A reporter asked the Holy Father about the recent hurricanes in the Atlantic, adding the questions “Is there a moral responsibility for political leaders who reject collaborating with the other nations to control the emission of greenhouse gas? Why do they deny that climate change is also be the work of man?”
The Pope answered in part:
…if we don’t turn back we’re going down, that’s true. Climate change, you see the effects and scientists say clearly which is the path to follow. And all of us have a responsibility…to accept from the opinion or make decisions, and we have to take it seriously…
I would say: everyone has their own moral responsibility, first. Second, if one is a bit doubtful that this is not so true, let them ask the scientists. They are very clear. They are not opinions on the air, they are very clear. And then let them decide, and history will judge their decisions. Thanks.
The Pope is right. It is a good idea to ask actual scientists about their best guess of the uncertainties involved in climate change. One thing every climate scientist, myself included, will tell you is that it is 100% certain the climate will change.
It is as certain that nothing can stop the climate from changing. Let me emphasize that “nothing”. It means just what it says. Nothing.
The climate of the earth has never stood still, and never will. That means efforts to “battle” or “stop” climate change are futile. This position in physics is known as climate realism.
The big question is how much influence does mankind have? And the answer is nobody knows.
The Pope replied to the reporter (the ellipsis are original):

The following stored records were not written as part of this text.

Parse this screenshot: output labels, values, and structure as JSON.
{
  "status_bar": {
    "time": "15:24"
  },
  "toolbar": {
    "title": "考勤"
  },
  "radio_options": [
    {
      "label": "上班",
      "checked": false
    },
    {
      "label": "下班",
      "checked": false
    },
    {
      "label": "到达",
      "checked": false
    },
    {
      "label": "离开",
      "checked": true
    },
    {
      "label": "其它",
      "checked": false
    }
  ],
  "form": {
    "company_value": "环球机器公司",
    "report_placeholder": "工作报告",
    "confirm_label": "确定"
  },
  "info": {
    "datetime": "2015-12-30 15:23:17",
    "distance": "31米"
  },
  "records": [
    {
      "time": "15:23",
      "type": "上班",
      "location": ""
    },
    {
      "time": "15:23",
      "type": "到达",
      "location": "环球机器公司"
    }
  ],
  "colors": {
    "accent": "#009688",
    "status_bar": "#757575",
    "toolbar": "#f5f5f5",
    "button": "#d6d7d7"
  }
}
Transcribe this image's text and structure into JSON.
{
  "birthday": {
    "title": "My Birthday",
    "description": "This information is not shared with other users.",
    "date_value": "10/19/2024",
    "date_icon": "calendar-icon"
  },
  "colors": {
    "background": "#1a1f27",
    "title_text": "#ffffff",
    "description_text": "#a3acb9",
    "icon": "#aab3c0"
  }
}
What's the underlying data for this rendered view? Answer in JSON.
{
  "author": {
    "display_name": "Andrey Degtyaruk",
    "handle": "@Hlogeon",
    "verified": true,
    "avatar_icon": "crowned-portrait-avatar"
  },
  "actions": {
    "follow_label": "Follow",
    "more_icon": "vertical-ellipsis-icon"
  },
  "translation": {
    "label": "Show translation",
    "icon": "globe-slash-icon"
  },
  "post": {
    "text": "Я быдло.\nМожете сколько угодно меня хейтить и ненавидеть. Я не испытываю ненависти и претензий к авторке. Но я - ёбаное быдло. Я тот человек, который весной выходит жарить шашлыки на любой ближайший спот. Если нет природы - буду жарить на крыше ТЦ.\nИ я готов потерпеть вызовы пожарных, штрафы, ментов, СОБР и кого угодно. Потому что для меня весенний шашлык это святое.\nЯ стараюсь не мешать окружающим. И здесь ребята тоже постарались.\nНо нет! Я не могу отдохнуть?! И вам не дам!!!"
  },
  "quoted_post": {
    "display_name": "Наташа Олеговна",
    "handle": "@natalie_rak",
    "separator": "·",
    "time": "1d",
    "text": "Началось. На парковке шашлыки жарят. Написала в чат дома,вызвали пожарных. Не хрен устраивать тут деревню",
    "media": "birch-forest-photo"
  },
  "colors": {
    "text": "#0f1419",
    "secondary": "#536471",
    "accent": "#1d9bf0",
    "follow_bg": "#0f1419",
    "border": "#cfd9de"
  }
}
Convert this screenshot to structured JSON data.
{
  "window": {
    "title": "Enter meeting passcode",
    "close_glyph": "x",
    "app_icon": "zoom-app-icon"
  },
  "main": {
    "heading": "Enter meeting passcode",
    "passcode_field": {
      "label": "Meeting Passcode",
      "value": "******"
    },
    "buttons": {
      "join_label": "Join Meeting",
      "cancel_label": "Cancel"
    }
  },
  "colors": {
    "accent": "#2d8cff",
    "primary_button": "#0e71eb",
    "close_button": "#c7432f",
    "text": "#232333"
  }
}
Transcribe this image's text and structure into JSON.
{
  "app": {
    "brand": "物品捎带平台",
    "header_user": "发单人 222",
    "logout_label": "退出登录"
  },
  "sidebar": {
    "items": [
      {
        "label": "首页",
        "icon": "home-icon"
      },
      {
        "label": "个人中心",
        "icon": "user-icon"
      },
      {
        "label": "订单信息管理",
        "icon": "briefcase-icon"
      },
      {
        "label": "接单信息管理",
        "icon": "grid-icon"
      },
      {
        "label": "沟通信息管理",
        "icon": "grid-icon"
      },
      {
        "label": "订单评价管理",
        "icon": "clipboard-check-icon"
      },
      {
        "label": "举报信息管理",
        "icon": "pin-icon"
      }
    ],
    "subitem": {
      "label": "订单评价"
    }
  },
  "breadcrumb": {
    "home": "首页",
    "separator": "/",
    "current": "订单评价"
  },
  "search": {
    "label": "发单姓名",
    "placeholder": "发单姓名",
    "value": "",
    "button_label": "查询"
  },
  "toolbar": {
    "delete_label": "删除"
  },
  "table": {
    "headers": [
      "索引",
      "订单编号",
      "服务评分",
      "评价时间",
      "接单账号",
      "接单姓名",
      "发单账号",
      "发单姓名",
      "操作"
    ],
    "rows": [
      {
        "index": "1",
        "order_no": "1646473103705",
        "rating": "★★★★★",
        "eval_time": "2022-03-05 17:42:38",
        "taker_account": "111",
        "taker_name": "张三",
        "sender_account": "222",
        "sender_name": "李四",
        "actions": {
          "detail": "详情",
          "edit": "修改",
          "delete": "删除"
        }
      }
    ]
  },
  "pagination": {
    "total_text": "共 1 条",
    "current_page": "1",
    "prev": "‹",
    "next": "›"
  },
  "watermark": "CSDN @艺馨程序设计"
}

Why? A phrase comes to me from the Old Testament, I believe from the Psalm: Man is stupid. He is stubborn one who does not see, the only animal of creation that puts his leg in the same hole is man…the horse, no, they don’t do it…There is arrogance, the sufficiency of “it’s not like that,” and then there is the “pocket” God, not only about creation, so many decisions, so many contradictions (…) depend on money.
And there (we must suppose) is […]
I, an expert, recommend clicking here and reading the rest.